» PROMPT: Pick out each line of the records in which the word "this" appears.

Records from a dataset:
┌────────

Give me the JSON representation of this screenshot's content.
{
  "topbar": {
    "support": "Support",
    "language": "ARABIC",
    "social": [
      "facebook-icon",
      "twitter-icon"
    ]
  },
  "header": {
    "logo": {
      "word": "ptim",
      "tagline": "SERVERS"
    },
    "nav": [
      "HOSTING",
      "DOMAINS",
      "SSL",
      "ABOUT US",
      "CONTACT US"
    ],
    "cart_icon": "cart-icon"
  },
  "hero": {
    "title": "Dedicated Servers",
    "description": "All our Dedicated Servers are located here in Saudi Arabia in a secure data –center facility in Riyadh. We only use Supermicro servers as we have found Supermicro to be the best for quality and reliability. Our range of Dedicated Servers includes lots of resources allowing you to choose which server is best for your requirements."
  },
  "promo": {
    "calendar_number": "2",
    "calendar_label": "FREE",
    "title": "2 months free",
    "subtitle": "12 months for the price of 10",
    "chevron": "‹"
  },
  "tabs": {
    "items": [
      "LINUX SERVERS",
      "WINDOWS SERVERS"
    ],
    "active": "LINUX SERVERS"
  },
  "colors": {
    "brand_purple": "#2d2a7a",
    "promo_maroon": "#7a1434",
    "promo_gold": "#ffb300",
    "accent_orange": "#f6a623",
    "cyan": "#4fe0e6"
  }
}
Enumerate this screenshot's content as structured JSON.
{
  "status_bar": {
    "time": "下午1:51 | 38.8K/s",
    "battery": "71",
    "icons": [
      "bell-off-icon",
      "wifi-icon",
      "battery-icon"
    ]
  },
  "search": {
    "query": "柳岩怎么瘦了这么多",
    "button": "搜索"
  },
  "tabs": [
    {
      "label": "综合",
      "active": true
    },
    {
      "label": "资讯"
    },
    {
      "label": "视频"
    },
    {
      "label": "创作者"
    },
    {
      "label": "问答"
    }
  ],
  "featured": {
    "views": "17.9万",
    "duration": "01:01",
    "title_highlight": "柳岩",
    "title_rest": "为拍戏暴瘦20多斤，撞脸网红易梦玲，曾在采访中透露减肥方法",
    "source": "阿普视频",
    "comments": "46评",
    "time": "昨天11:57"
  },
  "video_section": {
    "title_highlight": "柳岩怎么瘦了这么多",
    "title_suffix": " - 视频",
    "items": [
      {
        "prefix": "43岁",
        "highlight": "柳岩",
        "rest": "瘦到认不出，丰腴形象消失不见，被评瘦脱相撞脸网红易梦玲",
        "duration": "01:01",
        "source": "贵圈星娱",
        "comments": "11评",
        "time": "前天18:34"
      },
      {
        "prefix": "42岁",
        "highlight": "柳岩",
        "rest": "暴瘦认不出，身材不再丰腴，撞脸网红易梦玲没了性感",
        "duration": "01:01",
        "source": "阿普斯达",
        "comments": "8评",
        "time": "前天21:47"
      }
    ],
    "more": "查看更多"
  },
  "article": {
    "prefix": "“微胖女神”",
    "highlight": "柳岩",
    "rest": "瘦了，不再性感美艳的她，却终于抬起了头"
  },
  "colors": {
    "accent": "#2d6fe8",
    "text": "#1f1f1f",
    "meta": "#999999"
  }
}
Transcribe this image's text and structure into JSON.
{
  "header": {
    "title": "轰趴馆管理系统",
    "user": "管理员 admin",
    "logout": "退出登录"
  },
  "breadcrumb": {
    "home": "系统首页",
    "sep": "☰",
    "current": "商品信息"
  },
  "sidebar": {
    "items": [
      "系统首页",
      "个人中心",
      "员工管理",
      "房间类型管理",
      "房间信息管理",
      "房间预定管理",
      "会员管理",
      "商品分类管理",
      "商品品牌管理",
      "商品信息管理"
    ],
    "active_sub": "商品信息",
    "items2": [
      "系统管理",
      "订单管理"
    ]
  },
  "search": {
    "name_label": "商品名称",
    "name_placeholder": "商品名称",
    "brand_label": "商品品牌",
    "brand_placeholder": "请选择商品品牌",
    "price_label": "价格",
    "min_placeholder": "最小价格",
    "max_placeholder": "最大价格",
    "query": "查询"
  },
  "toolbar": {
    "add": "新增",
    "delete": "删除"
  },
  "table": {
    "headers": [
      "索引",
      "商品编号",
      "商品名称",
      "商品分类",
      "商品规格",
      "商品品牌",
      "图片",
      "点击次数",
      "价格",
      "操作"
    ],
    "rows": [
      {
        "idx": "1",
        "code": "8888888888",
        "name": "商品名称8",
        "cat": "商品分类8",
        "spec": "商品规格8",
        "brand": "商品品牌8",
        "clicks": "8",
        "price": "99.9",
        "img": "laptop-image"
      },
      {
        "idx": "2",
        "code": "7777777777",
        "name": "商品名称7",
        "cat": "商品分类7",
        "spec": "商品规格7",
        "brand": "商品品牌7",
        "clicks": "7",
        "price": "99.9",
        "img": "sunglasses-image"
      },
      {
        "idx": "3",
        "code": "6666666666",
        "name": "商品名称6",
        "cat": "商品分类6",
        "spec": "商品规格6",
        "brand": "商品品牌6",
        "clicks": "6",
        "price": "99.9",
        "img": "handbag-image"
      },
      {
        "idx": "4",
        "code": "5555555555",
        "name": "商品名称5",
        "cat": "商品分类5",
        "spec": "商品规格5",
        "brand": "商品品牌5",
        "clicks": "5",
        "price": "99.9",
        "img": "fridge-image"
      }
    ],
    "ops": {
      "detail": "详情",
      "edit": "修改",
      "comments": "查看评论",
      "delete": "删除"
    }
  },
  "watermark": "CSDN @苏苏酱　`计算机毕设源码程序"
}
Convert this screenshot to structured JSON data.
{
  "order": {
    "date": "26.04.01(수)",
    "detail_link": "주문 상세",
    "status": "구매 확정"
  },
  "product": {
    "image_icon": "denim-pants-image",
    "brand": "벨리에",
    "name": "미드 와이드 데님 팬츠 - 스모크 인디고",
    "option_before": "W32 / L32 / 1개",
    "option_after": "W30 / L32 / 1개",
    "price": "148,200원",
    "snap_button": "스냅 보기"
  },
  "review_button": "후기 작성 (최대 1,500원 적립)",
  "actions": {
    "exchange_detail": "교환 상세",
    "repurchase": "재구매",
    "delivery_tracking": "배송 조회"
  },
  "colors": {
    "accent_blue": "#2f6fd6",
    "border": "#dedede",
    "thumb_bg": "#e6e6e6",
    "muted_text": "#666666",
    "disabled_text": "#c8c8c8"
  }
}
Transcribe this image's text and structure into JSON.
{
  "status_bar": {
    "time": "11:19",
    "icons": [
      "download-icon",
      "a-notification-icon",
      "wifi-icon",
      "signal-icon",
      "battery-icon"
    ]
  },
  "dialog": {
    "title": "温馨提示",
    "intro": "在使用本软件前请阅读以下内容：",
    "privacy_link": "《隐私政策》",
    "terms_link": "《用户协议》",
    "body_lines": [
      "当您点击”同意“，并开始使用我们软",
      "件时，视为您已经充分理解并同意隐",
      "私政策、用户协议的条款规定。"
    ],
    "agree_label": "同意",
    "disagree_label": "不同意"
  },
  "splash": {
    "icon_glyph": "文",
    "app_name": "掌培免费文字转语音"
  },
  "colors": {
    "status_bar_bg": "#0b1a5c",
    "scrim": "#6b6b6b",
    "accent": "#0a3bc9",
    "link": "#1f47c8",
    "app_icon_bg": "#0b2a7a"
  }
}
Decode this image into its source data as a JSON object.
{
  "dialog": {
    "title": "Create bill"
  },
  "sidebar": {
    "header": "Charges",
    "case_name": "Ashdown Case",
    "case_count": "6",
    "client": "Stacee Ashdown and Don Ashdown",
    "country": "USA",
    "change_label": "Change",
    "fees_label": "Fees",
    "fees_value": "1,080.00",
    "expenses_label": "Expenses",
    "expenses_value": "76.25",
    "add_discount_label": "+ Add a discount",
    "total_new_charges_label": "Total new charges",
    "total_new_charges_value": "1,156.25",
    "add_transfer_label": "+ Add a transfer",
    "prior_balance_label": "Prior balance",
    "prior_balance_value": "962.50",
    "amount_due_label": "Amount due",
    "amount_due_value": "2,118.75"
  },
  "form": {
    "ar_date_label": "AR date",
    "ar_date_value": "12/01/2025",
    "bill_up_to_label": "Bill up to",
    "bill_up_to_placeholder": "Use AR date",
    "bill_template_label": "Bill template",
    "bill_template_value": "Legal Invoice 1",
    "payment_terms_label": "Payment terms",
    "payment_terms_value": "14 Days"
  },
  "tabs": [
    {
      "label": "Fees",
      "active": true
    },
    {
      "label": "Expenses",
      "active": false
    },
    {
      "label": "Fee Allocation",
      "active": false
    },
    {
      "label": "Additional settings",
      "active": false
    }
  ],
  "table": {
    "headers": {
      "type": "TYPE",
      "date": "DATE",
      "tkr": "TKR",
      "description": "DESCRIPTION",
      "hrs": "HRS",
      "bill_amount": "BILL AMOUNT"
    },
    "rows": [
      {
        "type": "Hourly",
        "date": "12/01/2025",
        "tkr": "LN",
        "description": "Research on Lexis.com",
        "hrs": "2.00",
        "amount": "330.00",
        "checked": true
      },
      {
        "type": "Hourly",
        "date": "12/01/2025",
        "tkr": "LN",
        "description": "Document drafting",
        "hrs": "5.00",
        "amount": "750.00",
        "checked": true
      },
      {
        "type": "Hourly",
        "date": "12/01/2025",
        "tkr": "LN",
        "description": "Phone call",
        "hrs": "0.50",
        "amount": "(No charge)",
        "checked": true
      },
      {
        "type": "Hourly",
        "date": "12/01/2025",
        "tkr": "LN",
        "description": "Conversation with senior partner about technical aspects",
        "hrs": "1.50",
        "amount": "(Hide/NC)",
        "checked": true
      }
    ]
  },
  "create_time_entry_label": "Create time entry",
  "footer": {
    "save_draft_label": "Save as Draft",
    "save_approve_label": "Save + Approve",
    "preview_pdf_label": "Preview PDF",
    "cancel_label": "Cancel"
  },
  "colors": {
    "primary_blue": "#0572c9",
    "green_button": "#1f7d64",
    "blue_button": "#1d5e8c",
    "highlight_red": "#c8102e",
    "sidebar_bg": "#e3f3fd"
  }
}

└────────

» FINAL ANSWER:
Give me the JSON representation of this screenshot's content.
Enumerate this screenshot's content as structured JSON.
Transcribe this image's text and structure into JSON.
Convert this screenshot to structured JSON data.
Transcribe this image's text and structure into JSON.
Decode this image into its source data as a JSON object.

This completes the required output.